Exercise materials START

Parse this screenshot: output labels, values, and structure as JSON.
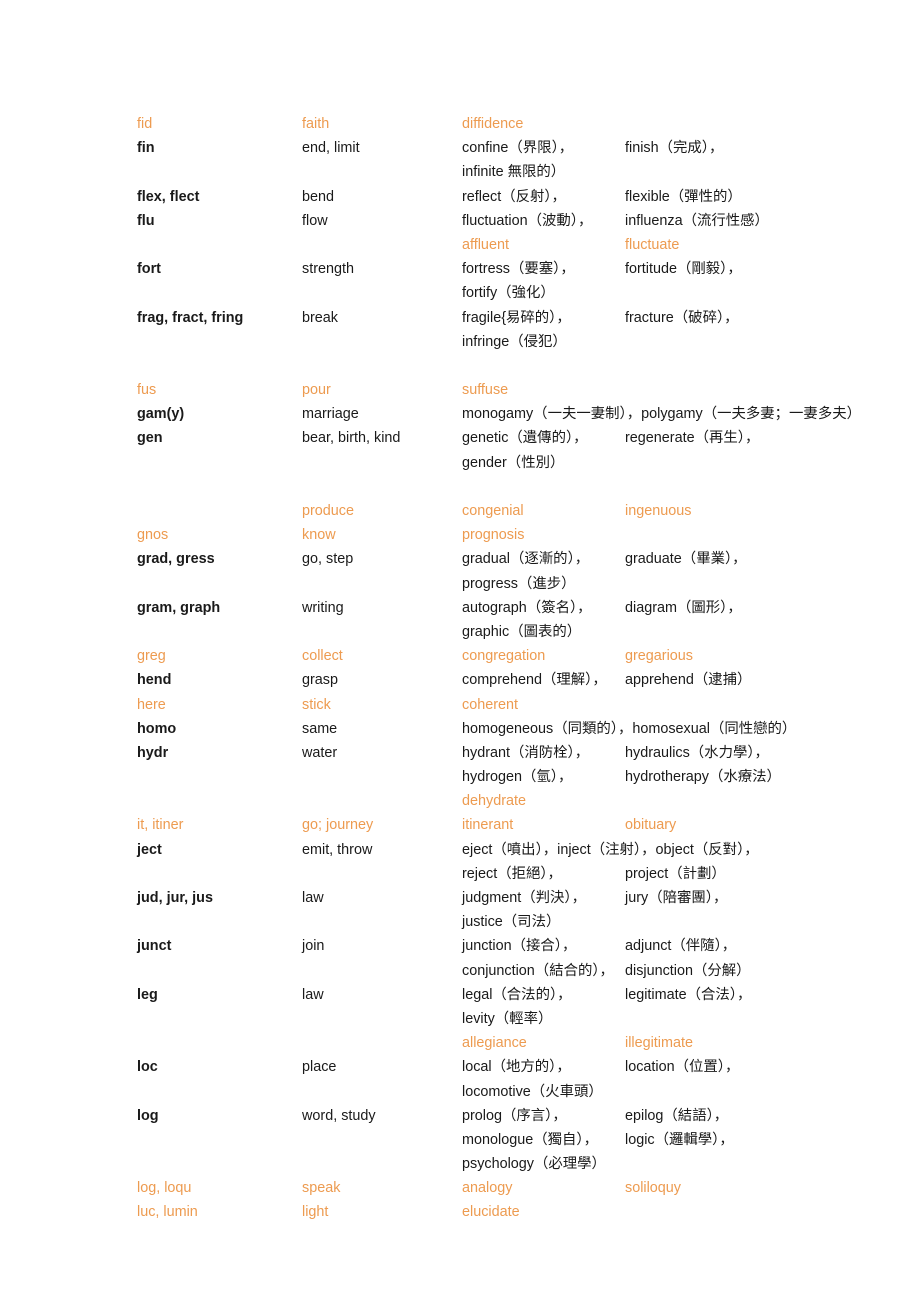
{
  "document": {
    "title": "English Root Words Reference Table",
    "colors": {
      "highlight": "#ED9B50",
      "text": "#1A1A1A",
      "background": "#FFFFFF"
    },
    "columns": [
      "root",
      "meaning",
      "examples_1",
      "examples_2"
    ]
  },
  "rows": [
    {
      "style": "orange",
      "c1": "fid",
      "c2": "faith",
      "c3": "diffidence",
      "c4": ""
    },
    {
      "style": "normal",
      "c1": "fin",
      "c2": "end, limit",
      "c3": "confine（界限），",
      "c4": "finish（完成），"
    },
    {
      "style": "normal",
      "c1": "",
      "c2": "",
      "c3": "infinite 無限的）",
      "c4": ""
    },
    {
      "style": "normal",
      "c1": "flex, flect",
      "c2": "bend",
      "c3": "reflect（反射），",
      "c4": "flexible（彈性的）"
    },
    {
      "style": "normal",
      "c1": "flu",
      "c2": "flow",
      "c3": "fluctuation（波動），",
      "c4": "influenza（流行性感）"
    },
    {
      "style": "orange",
      "c1": "",
      "c2": "",
      "c3": "affluent",
      "c4": "fluctuate"
    },
    {
      "style": "normal",
      "c1": "fort",
      "c2": "strength",
      "c3": "fortress（要塞），",
      "c4": "fortitude（剛毅），"
    },
    {
      "style": "normal",
      "c1": "",
      "c2": "",
      "c3": "fortify（強化）",
      "c4": ""
    },
    {
      "style": "normal",
      "c1": "frag, fract, fring",
      "c2": "break",
      "c3": "fragile{易碎的），",
      "c4": "fracture（破碎），"
    },
    {
      "style": "normal",
      "c1": "",
      "c2": "",
      "c3": "infringe（侵犯）",
      "c4": ""
    },
    {
      "style": "spacer",
      "c1": "",
      "c2": "",
      "c3": "",
      "c4": ""
    },
    {
      "style": "orange",
      "c1": "fus",
      "c2": "pour",
      "c3": "suffuse",
      "c4": ""
    },
    {
      "style": "normal",
      "c1": "gam(y)",
      "c2": "marriage",
      "c3": "monogamy（一夫一妻制），polygamy（一夫多妻；一妻多夫）",
      "c4": "",
      "wide": true
    },
    {
      "style": "normal",
      "c1": "gen",
      "c2": "bear, birth, kind",
      "c3": "genetic（遺傳的），",
      "c4": "regenerate（再生），"
    },
    {
      "style": "normal",
      "c1": "",
      "c2": "",
      "c3": "gender（性別）",
      "c4": ""
    },
    {
      "style": "spacer",
      "c1": "",
      "c2": "",
      "c3": "",
      "c4": ""
    },
    {
      "style": "orange",
      "c1": "",
      "c2": "produce",
      "c3": "congenial",
      "c4": "ingenuous"
    },
    {
      "style": "orange",
      "c1": "gnos",
      "c2": "know",
      "c3": "prognosis",
      "c4": ""
    },
    {
      "style": "normal",
      "c1": "grad, gress",
      "c2": "go, step",
      "c3": "gradual（逐漸的），",
      "c4": "graduate（畢業），"
    },
    {
      "style": "normal",
      "c1": "",
      "c2": "",
      "c3": "progress（進步）",
      "c4": ""
    },
    {
      "style": "normal",
      "c1": "gram, graph",
      "c2": "writing",
      "c3": "autograph（簽名），",
      "c4": "diagram（圖形），"
    },
    {
      "style": "normal",
      "c1": "",
      "c2": "",
      "c3": "graphic（圖表的）",
      "c4": ""
    },
    {
      "style": "orange",
      "c1": "greg",
      "c2": "collect",
      "c3": "congregation",
      "c4": "gregarious"
    },
    {
      "style": "normal",
      "c1": "hend",
      "c2": "grasp",
      "c3": "comprehend（理解），",
      "c4": "apprehend（逮捕）"
    },
    {
      "style": "orange",
      "c1": "here",
      "c2": "stick",
      "c3": "coherent",
      "c4": ""
    },
    {
      "style": "normal",
      "c1": "homo",
      "c2": "same",
      "c3": "homogeneous（同類的），homosexual（同性戀的）",
      "c4": "",
      "wide": true
    },
    {
      "style": "normal",
      "c1": "hydr",
      "c2": "water",
      "c3": "hydrant（消防栓），",
      "c4": "hydraulics（水力學），"
    },
    {
      "style": "normal",
      "c1": "",
      "c2": "",
      "c3": "hydrogen（氫），",
      "c4": "hydrotherapy（水療法）"
    },
    {
      "style": "orange",
      "c1": "",
      "c2": "",
      "c3": "dehydrate",
      "c4": ""
    },
    {
      "style": "orange",
      "c1": "it, itiner",
      "c2": "go; journey",
      "c3": "itinerant",
      "c4": "obituary"
    },
    {
      "style": "normal",
      "c1": "ject",
      "c2": "emit, throw",
      "c3": "eject（噴出），inject（注射），object（反對），",
      "c4": "",
      "wide": true
    },
    {
      "style": "normal",
      "c1": "",
      "c2": "",
      "c3": "reject（拒絕），",
      "c4": "project（計劃）"
    },
    {
      "style": "normal",
      "c1": "jud, jur, jus",
      "c2": "law",
      "c3": "judgment（判決），",
      "c4": "jury（陪審團），"
    },
    {
      "style": "normal",
      "c1": "",
      "c2": "",
      "c3": "justice（司法）",
      "c4": ""
    },
    {
      "style": "normal",
      "c1": "junct",
      "c2": "join",
      "c3": "junction（接合），",
      "c4": "adjunct（伴隨），"
    },
    {
      "style": "normal",
      "c1": "",
      "c2": "",
      "c3": "conjunction（結合的），",
      "c4": "disjunction（分解）"
    },
    {
      "style": "normal",
      "c1": "leg",
      "c2": "law",
      "c3": "legal（合法的），",
      "c4": "legitimate（合法），"
    },
    {
      "style": "normal",
      "c1": "",
      "c2": "",
      "c3": "levity（輕率）",
      "c4": ""
    },
    {
      "style": "orange",
      "c1": "",
      "c2": "",
      "c3": "allegiance",
      "c4": "illegitimate"
    },
    {
      "style": "normal",
      "c1": "loc",
      "c2": "place",
      "c3": "local（地方的），",
      "c4": "location（位置），"
    },
    {
      "style": "normal",
      "c1": "",
      "c2": "",
      "c3": "locomotive（火車頭）",
      "c4": ""
    },
    {
      "style": "normal",
      "c1": "log",
      "c2": "word, study",
      "c3": "prolog（序言），",
      "c4": "epilog（結語），"
    },
    {
      "style": "normal",
      "c1": "",
      "c2": "",
      "c3": "monologue（獨自），",
      "c4": "logic（邏輯學），"
    },
    {
      "style": "normal",
      "c1": "",
      "c2": "",
      "c3": "psychology（必理學）",
      "c4": ""
    },
    {
      "style": "orange",
      "c1": "log, loqu",
      "c2": "speak",
      "c3": "analogy",
      "c4": "soliloquy"
    },
    {
      "style": "orange",
      "c1": "luc, lumin",
      "c2": "light",
      "c3": "elucidate",
      "c4": ""
    }
  ]
}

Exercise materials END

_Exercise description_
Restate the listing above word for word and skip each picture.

_Output below_
Parse this screenshot: output labels, values, and structure as JSON.
{
  "document": {
    "title": "English Root Words Reference Table",
    "colors": {
      "highlight": "#ED9B50",
      "text": "#1A1A1A",
      "background": "#FFFFFF"
    },
    "columns": [
      "root",
      "meaning",
      "examples_1",
      "examples_2"
    ]
  },
  "rows": [
    {
      "style": "orange",
      "c1": "fid",
      "c2": "faith",
      "c3": "diffidence",
      "c4": ""
    },
    {
      "style": "normal",
      "c1": "fin",
      "c2": "end, limit",
      "c3": "confine（界限），",
      "c4": "finish（完成），"
    },
    {
      "style": "normal",
      "c1": "",
      "c2": "",
      "c3": "infinite 無限的）",
      "c4": ""
    },
    {
      "style": "normal",
      "c1": "flex, flect",
      "c2": "bend",
      "c3": "reflect（反射），",
      "c4": "flexible（彈性的）"
    },
    {
      "style": "normal",
      "c1": "flu",
      "c2": "flow",
      "c3": "fluctuation（波動），",
      "c4": "influenza（流行性感）"
    },
    {
      "style": "orange",
      "c1": "",
      "c2": "",
      "c3": "affluent",
      "c4": "fluctuate"
    },
    {
      "style": "normal",
      "c1": "fort",
      "c2": "strength",
      "c3": "fortress（要塞），",
      "c4": "fortitude（剛毅），"
    },
    {
      "style": "normal",
      "c1": "",
      "c2": "",
      "c3": "fortify（強化）",
      "c4": ""
    },
    {
      "style": "normal",
      "c1": "frag, fract, fring",
      "c2": "break",
      "c3": "fragile{易碎的），",
      "c4": "fracture（破碎），"
    },
    {
      "style": "normal",
      "c1": "",
      "c2": "",
      "c3": "infringe（侵犯）",
      "c4": ""
    },
    {
      "style": "spacer",
      "c1": "",
      "c2": "",
      "c3": "",
      "c4": ""
    },
    {
      "style": "orange",
      "c1": "fus",
      "c2": "pour",
      "c3": "suffuse",
      "c4": ""
    },
    {
      "style": "normal",
      "c1": "gam(y)",
      "c2": "marriage",
      "c3": "monogamy（一夫一妻制），polygamy（一夫多妻；一妻多夫）",
      "c4": "",
      "wide": true
    },
    {
      "style": "normal",
      "c1": "gen",
      "c2": "bear, birth, kind",
      "c3": "genetic（遺傳的），",
      "c4": "regenerate（再生），"
    },
    {
      "style": "normal",
      "c1": "",
      "c2": "",
      "c3": "gender（性別）",
      "c4": ""
    },
    {
      "style": "spacer",
      "c1": "",
      "c2": "",
      "c3": "",
      "c4": ""
    },
    {
      "style": "orange",
      "c1": "",
      "c2": "produce",
      "c3": "congenial",
      "c4": "ingenuous"
    },
    {
      "style": "orange",
      "c1": "gnos",
      "c2": "know",
      "c3": "prognosis",
      "c4": ""
    },
    {
      "style": "normal",
      "c1": "grad, gress",
      "c2": "go, step",
      "c3": "gradual（逐漸的），",
      "c4": "graduate（畢業），"
    },
    {
      "style": "normal",
      "c1": "",
      "c2": "",
      "c3": "progress（進步）",
      "c4": ""
    },
    {
      "style": "normal",
      "c1": "gram, graph",
      "c2": "writing",
      "c3": "autograph（簽名），",
      "c4": "diagram（圖形），"
    },
    {
      "style": "normal",
      "c1": "",
      "c2": "",
      "c3": "graphic（圖表的）",
      "c4": ""
    },
    {
      "style": "orange",
      "c1": "greg",
      "c2": "collect",
      "c3": "congregation",
      "c4": "gregarious"
    },
    {
      "style": "normal",
      "c1": "hend",
      "c2": "grasp",
      "c3": "comprehend（理解），",
      "c4": "apprehend（逮捕）"
    },
    {
      "style": "orange",
      "c1": "here",
      "c2": "stick",
      "c3": "coherent",
      "c4": ""
    },
    {
      "style": "normal",
      "c1": "homo",
      "c2": "same",
      "c3": "homogeneous（同類的），homosexual（同性戀的）",
      "c4": "",
      "wide": true
    },
    {
      "style": "normal",
      "c1": "hydr",
      "c2": "water",
      "c3": "hydrant（消防栓），",
      "c4": "hydraulics（水力學），"
    },
    {
      "style": "normal",
      "c1": "",
      "c2": "",
      "c3": "hydrogen（氫），",
      "c4": "hydrotherapy（水療法）"
    },
    {
      "style": "orange",
      "c1": "",
      "c2": "",
      "c3": "dehydrate",
      "c4": ""
    },
    {
      "style": "orange",
      "c1": "it, itiner",
      "c2": "go; journey",
      "c3": "itinerant",
      "c4": "obituary"
    },
    {
      "style": "normal",
      "c1": "ject",
      "c2": "emit, throw",
      "c3": "eject（噴出），inject（注射），object（反對），",
      "c4": "",
      "wide": true
    },
    {
      "style": "normal",
      "c1": "",
      "c2": "",
      "c3": "reject（拒絕），",
      "c4": "project（計劃）"
    },
    {
      "style": "normal",
      "c1": "jud, jur, jus",
      "c2": "law",
      "c3": "judgment（判決），",
      "c4": "jury（陪審團），"
    },
    {
      "style": "normal",
      "c1": "",
      "c2": "",
      "c3": "justice（司法）",
      "c4": ""
    },
    {
      "style": "normal",
      "c1": "junct",
      "c2": "join",
      "c3": "junction（接合），",
      "c4": "adjunct（伴隨），"
    },
    {
      "style": "normal",
      "c1": "",
      "c2": "",
      "c3": "conjunction（結合的），",
      "c4": "disjunction（分解）"
    },
    {
      "style": "normal",
      "c1": "leg",
      "c2": "law",
      "c3": "legal（合法的），",
      "c4": "legitimate（合法），"
    },
    {
      "style": "normal",
      "c1": "",
      "c2": "",
      "c3": "levity（輕率）",
      "c4": ""
    },
    {
      "style": "orange",
      "c1": "",
      "c2": "",
      "c3": "allegiance",
      "c4": "illegitimate"
    },
    {
      "style": "normal",
      "c1": "loc",
      "c2": "place",
      "c3": "local（地方的），",
      "c4": "location（位置），"
    },
    {
      "style": "normal",
      "c1": "",
      "c2": "",
      "c3": "locomotive（火車頭）",
      "c4": ""
    },
    {
      "style": "normal",
      "c1": "log",
      "c2": "word, study",
      "c3": "prolog（序言），",
      "c4": "epilog（結語），"
    },
    {
      "style": "normal",
      "c1": "",
      "c2": "",
      "c3": "monologue（獨自），",
      "c4": "logic（邏輯學），"
    },
    {
      "style": "normal",
      "c1": "",
      "c2": "",
      "c3": "psychology（必理學）",
      "c4": ""
    },
    {
      "style": "orange",
      "c1": "log, loqu",
      "c2": "speak",
      "c3": "analogy",
      "c4": "soliloquy"
    },
    {
      "style": "orange",
      "c1": "luc, lumin",
      "c2": "light",
      "c3": "elucidate",
      "c4": ""
    }
  ]
}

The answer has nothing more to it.